"This 100G introduction is the next step in the drive to modernize the country's communications infrastructure and significantly improve the performance and flexibility of our networks", stated Zelimir Pibercnik, director of IT and Telecommunications, HEP Group. "We invested over 3.3 million euro (HRK 25 million) upgrading our nation-wide network infrastructure to 10G in conjunction with ADVA Optical Networking. Now, with 100G we will continue to work together to address the growing demand for high-speed data transmission, encouraging investment in the region for years to come."
The HEP Group is the Croatian national electricity, heat and gas distribution company with over 2.3 million customers and has been responsible for the country's energy production, transmission and distribution for over a century. Its infrastructure includes 25 hydro-electric and 8 thermal power plants as well as an extensive transmission and distribution network with 24 thousand transformers spread over 140 thousand kilometers of lines. It is the first company in the country to pioneer 100G technology, giving it a crucial advantage in supporting development in the region.

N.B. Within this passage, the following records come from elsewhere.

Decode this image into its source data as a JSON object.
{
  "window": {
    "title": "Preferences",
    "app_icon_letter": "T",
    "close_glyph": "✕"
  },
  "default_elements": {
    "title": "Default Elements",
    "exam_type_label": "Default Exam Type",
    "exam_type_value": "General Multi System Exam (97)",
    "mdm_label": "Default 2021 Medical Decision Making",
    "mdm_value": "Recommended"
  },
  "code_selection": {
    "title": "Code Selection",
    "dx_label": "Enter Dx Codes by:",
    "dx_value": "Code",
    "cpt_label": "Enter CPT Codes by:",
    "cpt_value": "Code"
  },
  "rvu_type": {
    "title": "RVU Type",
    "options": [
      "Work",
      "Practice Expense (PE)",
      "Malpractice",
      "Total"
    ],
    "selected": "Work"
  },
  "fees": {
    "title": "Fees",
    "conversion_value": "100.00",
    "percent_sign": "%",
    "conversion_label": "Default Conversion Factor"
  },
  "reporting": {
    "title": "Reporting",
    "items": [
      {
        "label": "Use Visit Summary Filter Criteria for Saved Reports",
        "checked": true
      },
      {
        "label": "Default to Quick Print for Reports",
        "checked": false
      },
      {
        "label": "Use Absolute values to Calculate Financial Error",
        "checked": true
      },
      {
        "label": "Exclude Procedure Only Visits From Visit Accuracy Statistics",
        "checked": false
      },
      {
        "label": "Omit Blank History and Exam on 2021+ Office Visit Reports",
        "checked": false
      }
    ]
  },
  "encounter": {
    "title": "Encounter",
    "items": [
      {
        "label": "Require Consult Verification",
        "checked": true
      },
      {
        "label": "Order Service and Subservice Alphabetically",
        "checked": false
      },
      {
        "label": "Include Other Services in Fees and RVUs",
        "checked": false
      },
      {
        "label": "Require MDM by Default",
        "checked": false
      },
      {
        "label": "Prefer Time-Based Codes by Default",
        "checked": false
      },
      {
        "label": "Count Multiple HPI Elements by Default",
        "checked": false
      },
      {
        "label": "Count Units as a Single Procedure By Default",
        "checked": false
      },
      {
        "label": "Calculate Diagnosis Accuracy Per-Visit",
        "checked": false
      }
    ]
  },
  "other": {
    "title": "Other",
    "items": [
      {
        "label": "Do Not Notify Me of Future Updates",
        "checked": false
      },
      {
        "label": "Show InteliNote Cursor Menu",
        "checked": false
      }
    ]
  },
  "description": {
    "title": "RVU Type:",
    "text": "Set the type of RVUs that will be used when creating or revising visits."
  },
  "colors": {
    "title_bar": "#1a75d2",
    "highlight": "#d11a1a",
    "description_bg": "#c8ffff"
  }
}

"This is the first time that such technology has been deployed in Croatia and there is huge potential for growth here. We're excited to be working with HEP to drive new opportunities", commented Andreas Jelinek, director, sales Eastern Europe, ADVA Optical Networking. "100G dramatically cuts down on costs and reduces the operational complexity of networks. Adopting this technology means HEP will have the network capacity to develop future services and applications both for government and private enterprise, driving forward the country's development agenda and giving it a real competitive edge."
The successful deployment, using BERT, RFC 2544 and EXFO FTB-500 testing measurements, demonstrates how the ADVA FSP 3000 can be deployed to support speeds of 100G through a simple, quick and cost-effective upgrade to the existing optical network infrastructure. The solution allows for the increase of network capacity while driving down the cost per bit of transmitted data.